Tax-Exempt Entities Not Exempt from New Payroll Tax Credit
As odd as it sounds, Tax-Exempt organizations can benefit from one of the new tax credits contained in the recently passed Health Care and Health Care Reconciliation Acts. Under the newly enacted “Small Employer Health Insurance Credit”, tax-exempt entities that meet certain criteria can actually receive a Payroll Tax Credit for health insurance premiums it pays on behalf of their employees. If the exempt organization qualifies, it can receive a credit against its federal payroll tax of up to 25% (increasing to 35% in 2014) of those health insurance premiums, to be taken on the entity’s quarterly Payroll Tax Return (Form 941). That can be a nice chunk of change!
The criteria are, however, somewhat stringent and complicated. First, in order to qualify, the exempt organization must have no more than 25 employees, and those qualifying employees can’t earn an average annual income greater than $50,000. Second, there’s a maximum deemed premium on which the credit can be calculated. The IRS has released the first chart detailing the deemed premium amounts applicable to all states and some sub-regions, which range from $9,365 to $14,138 for family coverage. Third, starting with the 2014 calendar year, the health insurance premiums that qualify must be from polices purchased through the as-yet-to-be-defined “exchange”. Until then, pretty much all standard health insurance policy premiums qualify.

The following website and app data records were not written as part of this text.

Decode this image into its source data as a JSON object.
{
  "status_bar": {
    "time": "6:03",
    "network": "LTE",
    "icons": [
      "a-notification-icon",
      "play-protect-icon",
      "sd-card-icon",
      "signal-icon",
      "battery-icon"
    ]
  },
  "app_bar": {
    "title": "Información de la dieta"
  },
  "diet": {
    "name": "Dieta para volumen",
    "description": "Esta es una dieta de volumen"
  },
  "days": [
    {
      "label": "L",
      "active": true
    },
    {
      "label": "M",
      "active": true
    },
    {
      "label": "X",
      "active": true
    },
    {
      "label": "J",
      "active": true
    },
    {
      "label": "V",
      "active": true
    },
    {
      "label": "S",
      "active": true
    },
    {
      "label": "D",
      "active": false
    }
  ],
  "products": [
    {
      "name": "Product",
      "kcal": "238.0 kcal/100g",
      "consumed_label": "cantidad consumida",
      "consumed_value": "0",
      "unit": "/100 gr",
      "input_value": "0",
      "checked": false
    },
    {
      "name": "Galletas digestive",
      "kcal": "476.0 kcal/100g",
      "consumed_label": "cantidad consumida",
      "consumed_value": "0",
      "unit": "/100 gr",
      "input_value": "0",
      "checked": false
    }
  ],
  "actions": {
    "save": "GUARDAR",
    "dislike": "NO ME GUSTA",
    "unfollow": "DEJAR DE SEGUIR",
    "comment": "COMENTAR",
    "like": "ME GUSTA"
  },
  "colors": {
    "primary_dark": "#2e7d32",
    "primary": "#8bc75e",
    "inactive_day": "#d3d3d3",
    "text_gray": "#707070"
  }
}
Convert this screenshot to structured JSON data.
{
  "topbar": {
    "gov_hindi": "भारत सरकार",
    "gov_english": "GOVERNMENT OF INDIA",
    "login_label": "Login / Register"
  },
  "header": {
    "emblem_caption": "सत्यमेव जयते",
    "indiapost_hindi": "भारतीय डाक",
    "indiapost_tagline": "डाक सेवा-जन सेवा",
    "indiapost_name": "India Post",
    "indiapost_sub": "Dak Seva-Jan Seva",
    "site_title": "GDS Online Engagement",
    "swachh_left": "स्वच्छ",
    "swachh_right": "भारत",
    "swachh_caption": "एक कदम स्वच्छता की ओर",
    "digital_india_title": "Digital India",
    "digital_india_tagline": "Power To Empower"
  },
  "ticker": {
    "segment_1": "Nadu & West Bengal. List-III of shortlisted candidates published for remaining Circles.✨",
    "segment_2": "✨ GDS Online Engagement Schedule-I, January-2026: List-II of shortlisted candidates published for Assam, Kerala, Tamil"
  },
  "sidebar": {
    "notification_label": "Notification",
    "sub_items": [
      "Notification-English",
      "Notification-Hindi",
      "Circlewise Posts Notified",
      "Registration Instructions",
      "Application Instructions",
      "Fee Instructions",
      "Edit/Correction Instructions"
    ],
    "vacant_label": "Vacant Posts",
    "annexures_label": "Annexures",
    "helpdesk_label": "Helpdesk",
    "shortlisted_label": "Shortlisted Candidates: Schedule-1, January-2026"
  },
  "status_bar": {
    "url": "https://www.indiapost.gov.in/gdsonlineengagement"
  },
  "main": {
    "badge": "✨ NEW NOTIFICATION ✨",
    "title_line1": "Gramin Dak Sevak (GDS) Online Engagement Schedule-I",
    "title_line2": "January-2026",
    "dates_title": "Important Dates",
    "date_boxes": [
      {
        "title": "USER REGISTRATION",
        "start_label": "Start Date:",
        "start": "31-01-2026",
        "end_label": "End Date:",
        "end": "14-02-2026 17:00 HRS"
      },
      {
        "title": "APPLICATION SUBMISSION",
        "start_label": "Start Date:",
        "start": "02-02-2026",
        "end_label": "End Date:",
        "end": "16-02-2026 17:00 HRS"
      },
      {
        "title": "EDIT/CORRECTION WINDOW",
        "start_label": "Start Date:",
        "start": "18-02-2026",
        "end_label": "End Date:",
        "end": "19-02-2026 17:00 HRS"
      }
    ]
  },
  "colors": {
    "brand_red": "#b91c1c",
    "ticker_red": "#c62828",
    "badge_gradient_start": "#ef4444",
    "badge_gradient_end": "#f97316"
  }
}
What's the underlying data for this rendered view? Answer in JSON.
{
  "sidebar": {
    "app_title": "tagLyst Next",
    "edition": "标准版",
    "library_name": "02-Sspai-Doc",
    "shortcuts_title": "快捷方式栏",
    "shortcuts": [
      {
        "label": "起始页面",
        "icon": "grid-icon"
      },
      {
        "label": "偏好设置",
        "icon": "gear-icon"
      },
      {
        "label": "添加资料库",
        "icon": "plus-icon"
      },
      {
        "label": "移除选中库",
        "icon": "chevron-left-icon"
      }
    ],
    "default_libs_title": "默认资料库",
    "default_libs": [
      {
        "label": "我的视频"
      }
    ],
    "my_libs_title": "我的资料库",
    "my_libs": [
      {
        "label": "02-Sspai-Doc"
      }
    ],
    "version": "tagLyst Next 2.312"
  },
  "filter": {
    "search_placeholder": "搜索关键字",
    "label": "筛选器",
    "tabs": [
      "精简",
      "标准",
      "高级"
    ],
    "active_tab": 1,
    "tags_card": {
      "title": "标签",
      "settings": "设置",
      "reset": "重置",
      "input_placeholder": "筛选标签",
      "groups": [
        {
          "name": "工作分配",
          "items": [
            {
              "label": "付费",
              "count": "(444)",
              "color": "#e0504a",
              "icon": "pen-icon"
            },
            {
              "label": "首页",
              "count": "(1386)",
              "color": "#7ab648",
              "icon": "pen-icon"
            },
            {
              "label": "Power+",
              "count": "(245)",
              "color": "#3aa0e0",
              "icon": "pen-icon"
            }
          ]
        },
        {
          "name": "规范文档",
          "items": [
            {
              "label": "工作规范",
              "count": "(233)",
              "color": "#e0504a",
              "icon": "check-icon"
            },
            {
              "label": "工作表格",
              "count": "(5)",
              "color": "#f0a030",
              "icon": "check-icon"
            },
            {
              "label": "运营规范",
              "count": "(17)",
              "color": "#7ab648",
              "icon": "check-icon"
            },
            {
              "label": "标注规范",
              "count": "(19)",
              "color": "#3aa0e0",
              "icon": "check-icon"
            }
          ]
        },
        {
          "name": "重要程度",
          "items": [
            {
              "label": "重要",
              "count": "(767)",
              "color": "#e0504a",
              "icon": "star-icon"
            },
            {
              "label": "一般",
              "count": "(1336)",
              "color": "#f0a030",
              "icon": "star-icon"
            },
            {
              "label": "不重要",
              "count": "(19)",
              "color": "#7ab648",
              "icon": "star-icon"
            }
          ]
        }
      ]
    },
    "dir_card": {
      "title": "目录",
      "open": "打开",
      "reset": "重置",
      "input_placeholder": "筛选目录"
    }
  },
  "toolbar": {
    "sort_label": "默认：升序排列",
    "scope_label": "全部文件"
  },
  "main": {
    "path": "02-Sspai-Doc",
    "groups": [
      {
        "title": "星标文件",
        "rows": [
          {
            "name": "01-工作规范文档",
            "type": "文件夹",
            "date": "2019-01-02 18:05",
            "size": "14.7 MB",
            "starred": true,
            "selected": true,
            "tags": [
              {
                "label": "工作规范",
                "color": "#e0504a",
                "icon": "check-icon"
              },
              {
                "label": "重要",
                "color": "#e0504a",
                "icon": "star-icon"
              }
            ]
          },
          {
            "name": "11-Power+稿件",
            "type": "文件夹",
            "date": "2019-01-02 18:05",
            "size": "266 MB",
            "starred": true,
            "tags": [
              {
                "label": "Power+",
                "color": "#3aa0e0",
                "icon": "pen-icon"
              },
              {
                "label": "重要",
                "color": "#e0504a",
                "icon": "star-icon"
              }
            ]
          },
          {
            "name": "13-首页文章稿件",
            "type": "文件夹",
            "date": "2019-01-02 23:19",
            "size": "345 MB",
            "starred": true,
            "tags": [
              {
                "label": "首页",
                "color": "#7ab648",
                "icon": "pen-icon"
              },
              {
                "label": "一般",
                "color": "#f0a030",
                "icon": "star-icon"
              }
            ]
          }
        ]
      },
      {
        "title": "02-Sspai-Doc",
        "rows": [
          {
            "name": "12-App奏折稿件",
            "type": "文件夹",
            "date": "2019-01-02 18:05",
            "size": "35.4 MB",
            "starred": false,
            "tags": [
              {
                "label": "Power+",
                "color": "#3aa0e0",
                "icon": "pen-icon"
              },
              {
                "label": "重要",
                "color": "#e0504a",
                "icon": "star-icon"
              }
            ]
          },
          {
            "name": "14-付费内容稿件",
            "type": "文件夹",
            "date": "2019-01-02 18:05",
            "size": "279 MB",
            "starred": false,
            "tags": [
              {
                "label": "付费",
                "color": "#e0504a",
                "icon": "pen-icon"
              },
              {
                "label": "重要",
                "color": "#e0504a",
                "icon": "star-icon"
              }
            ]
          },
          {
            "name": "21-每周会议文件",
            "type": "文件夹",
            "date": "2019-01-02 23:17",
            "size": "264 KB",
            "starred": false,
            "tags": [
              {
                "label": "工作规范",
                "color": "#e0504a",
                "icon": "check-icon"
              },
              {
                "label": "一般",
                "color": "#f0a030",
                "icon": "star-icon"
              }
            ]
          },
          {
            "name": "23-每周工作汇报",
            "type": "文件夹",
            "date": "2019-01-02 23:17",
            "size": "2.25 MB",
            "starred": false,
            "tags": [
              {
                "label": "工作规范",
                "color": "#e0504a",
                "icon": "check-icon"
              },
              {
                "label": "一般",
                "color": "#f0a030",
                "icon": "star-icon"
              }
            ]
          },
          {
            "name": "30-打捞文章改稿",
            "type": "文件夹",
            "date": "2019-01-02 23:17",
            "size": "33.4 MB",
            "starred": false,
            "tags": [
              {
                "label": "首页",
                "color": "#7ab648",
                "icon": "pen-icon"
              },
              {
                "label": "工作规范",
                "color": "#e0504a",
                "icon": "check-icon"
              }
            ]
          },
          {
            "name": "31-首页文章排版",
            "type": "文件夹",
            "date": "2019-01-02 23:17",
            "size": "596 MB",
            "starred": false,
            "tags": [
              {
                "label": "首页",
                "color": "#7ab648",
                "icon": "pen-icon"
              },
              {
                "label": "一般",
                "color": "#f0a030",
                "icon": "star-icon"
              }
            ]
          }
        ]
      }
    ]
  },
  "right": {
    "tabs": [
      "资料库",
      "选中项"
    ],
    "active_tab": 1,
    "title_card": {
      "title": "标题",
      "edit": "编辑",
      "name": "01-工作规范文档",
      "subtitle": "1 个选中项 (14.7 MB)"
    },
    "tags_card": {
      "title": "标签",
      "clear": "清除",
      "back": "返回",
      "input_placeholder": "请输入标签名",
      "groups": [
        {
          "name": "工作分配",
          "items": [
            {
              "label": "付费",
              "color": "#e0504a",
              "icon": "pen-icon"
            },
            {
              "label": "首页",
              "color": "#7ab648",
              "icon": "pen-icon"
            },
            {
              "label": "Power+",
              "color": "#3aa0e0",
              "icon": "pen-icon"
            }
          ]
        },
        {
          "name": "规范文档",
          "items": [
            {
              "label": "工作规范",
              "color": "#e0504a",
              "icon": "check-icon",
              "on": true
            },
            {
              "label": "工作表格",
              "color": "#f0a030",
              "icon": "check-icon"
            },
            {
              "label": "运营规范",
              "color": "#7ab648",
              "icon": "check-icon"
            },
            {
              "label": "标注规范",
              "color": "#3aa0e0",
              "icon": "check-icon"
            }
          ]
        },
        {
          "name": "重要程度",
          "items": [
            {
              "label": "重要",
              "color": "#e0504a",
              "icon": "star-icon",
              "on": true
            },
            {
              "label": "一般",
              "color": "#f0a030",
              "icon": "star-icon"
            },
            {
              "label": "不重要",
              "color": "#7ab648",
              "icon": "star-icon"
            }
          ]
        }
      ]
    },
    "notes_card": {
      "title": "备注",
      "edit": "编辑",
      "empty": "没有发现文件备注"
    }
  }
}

Even given the complexities and limitations of the credit, it can still provide a great benefit to small exempt organizations. Working with your CPA, you should be able to quickly determine if your organization qualifies and, if not, what steps you might take to qualify for it.